There seems to be a trend among book challenges that seek to ban or challenge texts which deal with religion. This is not to say that a Christian character who remains a Christian is a bad thing, but that a Christian character who may decide they are no longer Christian is a bad thing. The idea that a person needs to have a religion in order to have a sense of morality is one that is catching in the book world over the last few decades. Books like Are You There God? It's Me Margaret (Judy Blume), and His Dark Materials (Philip Pullman), are being criticized for their challenges to institutional religion. Are You There God tells of a little girl who can't decide what religion, if any, that she wants to be, and because she can't decide, the book ends with her simply having a relationship with God, but not through any particular institution. Somehow this is unacceptable? Oh, because without a religion, her morality is questionable. The same goes for anyone reading Pullman's books. Because there is a suggestion that a religious institution is not actually all-knowing and right, there is an uproar. And not only because certain elements of the institution in his novel reflect certain religious institutions in the real world, but because of the moral ambiguity in the novel!

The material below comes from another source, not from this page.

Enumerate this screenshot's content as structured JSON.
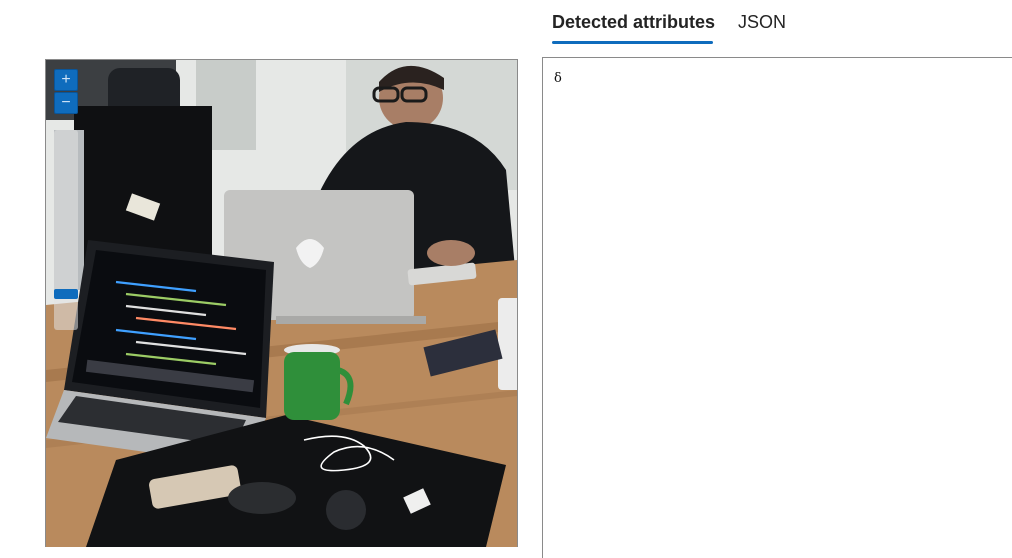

How did we end up at this place where ambiguity is such an awful thing? If anything, ambiguity allows the readers (and the characters even) to explore and discover personal ways of understanding God, spirituality, the afterlife, etc. These books aren't simply propaganda or ways of proselytizing to turn readers to a specific religious way of thought. I say, bring on the ambiguity, 'cause otherwise, life's just not as interesting.